Through the Mackenzie Basin: The Scrip Commission

Through The Mackenzie Basin Original Edition "The Half-breed Scrip Commission, whose duties began where the treaty work ended, was composed of Major Walker, a retired officer of the Royal North-West Mounted Police, who had seen much service in the Territories and was in command of the force present at the making of the Fort Carlton Treaty in 1876; and Mr. J.A. Coté, an experienced officer of the Land Department at Ottawa. The secretaries were Mr. J.F. Prudhomme, of St. Boniface, Manitoba, and the writer.

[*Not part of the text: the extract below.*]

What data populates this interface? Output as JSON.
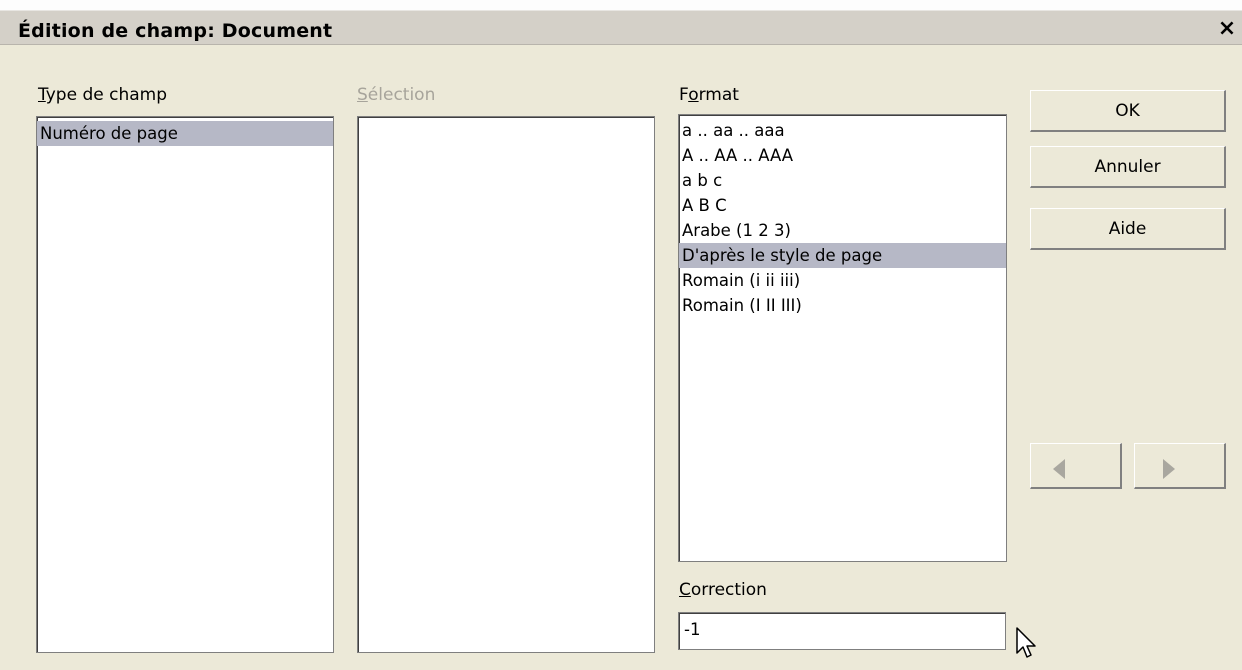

Our transport arrangements, from start to finish, had been placed entirely in the hands of a competent officer of the Hudson's Bay Company, Mr. H.B. Round, and old resident of Athabasca; and to the Commission was also annexed a young medical man, Dr. West, a native of Devonshire, England, whose services were appreciated in a region where doctors were almost unknown. But not the least important and effective constituent of the party was the detachment of the Royal North-West Mounted Police, which joined us at Edmonton, minus their horses, of course; picked men from a picked force; sterling fellows, whose tenacity and hard work in the tracking-harness did yeoman service in many a serious emergency. This detachment consisted of Inspector Snyder, Sergeant Anderson, Corporals Fitzgerald and McClelland and Constables McLaren, Lett, Burman, Lelonde, Burke, Vernon and Kerr. The conduct of these men, it is needless to say, was the admiration of all, and assisted materially.in the successful progress of the expedition.

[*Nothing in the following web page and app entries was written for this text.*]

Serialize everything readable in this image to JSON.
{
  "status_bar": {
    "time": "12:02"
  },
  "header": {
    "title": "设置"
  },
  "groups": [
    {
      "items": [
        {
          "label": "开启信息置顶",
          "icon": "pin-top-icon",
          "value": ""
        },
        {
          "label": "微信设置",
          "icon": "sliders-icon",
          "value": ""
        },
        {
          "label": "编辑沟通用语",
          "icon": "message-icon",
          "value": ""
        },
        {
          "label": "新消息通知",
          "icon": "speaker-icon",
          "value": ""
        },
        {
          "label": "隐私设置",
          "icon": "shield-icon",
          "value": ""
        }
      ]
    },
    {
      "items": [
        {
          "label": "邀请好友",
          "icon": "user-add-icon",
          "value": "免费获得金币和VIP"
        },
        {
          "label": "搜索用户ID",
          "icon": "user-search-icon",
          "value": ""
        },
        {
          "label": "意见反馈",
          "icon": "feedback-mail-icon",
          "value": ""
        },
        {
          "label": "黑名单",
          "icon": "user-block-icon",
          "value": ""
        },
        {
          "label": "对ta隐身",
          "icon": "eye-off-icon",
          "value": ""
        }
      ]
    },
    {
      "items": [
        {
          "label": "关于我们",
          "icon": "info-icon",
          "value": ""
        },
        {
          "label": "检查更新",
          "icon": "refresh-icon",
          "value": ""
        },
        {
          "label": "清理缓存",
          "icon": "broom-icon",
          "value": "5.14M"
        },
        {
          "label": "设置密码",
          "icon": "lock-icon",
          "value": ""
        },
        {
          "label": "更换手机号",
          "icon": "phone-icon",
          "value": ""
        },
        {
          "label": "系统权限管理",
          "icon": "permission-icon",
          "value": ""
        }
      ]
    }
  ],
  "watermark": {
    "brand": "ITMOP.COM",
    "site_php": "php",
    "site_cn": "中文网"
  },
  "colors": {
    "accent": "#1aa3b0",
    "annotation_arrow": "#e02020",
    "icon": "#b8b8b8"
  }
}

Whilst it had been decided that the proposed adjustments should be effected, if possible, upon the same terms as the previous treaties, it was known that certain changes would be necessary owing to the peculiar topographic features of the country itself. For example, in much of it arable reserves, such as many of the tribes retained in the south, were unavailable, and special stipulations were necessary, in such case, so that there should be no inequality of treatment. But where good land could be had, a novel choice was offered, by which individual Indians, if they wished, could take their inalienable shares in severalty, rather than be subject to the 'band,' whereby many industrious Indians elsewhere had been greatly hampered in their efforts to improve their condition. But, barring such departures as these, the proposed treaties were to be effected, as I have said, according to precedent. The Commission, then, resting its arguments on the good faith and honour of the Government and people of Canada in the past, looked forward with confidence to a successful treaty in Athabasca."

Reprinted from Through the Mackenzie Basin: An Account of the Signing of Treaty No. 8 and the Scrip Commission, 1899 by Charles Mair.